# Instructions to follow
Every line below that holds the word "changed" must be listed.

# Source information
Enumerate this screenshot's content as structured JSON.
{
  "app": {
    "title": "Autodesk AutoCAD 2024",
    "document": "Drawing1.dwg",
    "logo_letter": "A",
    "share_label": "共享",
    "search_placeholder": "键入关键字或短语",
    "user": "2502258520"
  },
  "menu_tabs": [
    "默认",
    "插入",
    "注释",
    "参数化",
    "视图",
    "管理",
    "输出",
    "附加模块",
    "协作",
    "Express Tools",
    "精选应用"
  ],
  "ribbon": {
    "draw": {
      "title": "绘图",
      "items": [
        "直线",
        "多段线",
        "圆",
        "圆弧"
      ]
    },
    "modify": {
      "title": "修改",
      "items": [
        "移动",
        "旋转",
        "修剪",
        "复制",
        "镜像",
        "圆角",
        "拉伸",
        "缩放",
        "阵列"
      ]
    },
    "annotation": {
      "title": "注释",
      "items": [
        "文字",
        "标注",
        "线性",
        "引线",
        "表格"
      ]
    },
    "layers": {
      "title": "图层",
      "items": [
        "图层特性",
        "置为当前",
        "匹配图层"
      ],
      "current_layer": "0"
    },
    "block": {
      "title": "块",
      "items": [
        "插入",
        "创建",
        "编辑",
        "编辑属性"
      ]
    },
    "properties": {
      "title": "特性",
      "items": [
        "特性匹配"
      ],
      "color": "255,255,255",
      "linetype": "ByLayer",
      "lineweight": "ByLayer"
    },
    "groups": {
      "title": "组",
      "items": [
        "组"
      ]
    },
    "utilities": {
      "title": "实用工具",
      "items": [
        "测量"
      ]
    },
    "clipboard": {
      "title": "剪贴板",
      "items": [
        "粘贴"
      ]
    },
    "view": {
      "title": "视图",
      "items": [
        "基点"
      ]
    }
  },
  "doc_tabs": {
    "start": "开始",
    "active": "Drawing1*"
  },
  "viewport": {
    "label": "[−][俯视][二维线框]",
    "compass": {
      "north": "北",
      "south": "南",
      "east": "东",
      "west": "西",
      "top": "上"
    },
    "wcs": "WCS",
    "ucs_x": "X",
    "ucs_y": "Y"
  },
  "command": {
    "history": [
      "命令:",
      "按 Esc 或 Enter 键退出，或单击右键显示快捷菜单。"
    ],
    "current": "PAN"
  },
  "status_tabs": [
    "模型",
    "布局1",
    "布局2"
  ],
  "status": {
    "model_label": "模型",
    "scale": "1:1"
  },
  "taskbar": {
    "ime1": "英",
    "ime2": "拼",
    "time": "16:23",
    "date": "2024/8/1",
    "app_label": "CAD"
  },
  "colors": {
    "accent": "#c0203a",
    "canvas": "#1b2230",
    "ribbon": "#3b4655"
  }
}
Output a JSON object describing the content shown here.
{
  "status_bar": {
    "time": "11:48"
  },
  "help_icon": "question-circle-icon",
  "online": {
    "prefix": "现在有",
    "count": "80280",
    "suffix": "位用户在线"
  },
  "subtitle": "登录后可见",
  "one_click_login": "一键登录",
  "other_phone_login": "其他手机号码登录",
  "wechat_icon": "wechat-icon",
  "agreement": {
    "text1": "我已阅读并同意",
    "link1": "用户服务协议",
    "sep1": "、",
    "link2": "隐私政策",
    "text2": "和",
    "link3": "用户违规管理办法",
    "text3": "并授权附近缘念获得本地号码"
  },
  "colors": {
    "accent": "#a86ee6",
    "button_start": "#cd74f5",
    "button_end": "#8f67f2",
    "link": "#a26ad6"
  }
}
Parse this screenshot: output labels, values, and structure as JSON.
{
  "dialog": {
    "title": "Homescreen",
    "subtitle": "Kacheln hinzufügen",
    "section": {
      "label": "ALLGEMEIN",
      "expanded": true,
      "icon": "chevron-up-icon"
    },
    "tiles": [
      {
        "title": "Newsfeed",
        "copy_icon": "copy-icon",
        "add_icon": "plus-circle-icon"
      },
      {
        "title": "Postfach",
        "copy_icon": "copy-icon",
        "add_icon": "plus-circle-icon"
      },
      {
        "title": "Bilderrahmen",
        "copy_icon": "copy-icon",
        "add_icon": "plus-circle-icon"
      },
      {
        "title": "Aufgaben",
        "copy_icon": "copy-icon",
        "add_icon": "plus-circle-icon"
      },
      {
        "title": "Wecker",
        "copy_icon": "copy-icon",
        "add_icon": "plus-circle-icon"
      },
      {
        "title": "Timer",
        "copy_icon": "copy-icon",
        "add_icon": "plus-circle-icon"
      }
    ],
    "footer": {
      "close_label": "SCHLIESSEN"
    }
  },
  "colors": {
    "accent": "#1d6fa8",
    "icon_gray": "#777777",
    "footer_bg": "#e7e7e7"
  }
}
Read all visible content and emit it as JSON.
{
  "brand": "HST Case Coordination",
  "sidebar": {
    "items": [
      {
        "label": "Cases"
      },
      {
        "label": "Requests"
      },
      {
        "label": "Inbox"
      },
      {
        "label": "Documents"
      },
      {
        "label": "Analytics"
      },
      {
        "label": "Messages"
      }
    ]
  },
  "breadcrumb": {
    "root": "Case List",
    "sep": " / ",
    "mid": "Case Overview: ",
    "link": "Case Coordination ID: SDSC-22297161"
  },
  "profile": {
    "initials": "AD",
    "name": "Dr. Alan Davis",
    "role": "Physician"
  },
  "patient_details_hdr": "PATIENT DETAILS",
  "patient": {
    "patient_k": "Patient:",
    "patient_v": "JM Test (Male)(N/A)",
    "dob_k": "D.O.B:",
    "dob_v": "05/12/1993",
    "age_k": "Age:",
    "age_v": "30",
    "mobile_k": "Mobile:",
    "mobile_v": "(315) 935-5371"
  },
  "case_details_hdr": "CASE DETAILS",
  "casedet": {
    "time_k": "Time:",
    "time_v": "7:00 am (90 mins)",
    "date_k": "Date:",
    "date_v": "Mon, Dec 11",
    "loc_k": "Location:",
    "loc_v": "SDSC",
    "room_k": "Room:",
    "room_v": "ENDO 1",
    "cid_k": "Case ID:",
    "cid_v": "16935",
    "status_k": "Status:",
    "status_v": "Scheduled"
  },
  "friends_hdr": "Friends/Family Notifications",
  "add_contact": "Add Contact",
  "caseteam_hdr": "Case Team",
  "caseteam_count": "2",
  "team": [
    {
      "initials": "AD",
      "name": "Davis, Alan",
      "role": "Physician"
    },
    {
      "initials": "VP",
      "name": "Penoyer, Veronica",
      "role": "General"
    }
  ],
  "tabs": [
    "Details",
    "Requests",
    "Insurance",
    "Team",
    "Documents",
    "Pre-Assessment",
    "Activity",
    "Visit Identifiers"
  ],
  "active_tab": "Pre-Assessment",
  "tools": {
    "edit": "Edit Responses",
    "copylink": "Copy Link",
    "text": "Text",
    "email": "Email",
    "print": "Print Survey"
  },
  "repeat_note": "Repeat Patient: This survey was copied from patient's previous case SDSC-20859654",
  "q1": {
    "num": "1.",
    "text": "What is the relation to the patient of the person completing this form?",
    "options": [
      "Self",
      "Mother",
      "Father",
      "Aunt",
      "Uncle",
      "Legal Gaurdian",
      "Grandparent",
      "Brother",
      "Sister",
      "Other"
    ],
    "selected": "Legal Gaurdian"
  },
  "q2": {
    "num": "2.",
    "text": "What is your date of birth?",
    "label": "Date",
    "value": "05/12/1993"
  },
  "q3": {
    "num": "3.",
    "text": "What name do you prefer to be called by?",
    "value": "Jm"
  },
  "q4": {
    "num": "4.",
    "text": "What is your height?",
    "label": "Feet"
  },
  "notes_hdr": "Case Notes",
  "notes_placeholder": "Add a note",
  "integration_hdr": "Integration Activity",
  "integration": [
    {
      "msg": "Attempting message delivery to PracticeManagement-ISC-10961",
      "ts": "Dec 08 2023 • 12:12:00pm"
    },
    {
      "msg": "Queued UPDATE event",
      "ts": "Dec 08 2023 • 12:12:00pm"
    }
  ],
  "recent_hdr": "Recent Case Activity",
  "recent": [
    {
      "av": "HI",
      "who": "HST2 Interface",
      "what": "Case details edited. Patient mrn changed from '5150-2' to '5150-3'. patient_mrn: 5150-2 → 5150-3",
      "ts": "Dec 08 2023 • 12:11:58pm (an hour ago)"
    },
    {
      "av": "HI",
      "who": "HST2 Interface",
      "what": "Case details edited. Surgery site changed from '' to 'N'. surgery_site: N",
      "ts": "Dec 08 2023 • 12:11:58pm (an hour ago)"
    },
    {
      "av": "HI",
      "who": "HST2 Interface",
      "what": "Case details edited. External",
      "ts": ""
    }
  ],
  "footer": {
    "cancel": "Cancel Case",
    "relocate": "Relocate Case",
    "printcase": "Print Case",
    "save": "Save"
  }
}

# Completed exercise
      "what": "Case details edited. Patient mrn changed from '5150-2' to '5150-3'. patient_mrn: 5150-2 → 5150-3",
      "what": "Case details edited. Surgery site changed from '' to 'N'. surgery_site: N",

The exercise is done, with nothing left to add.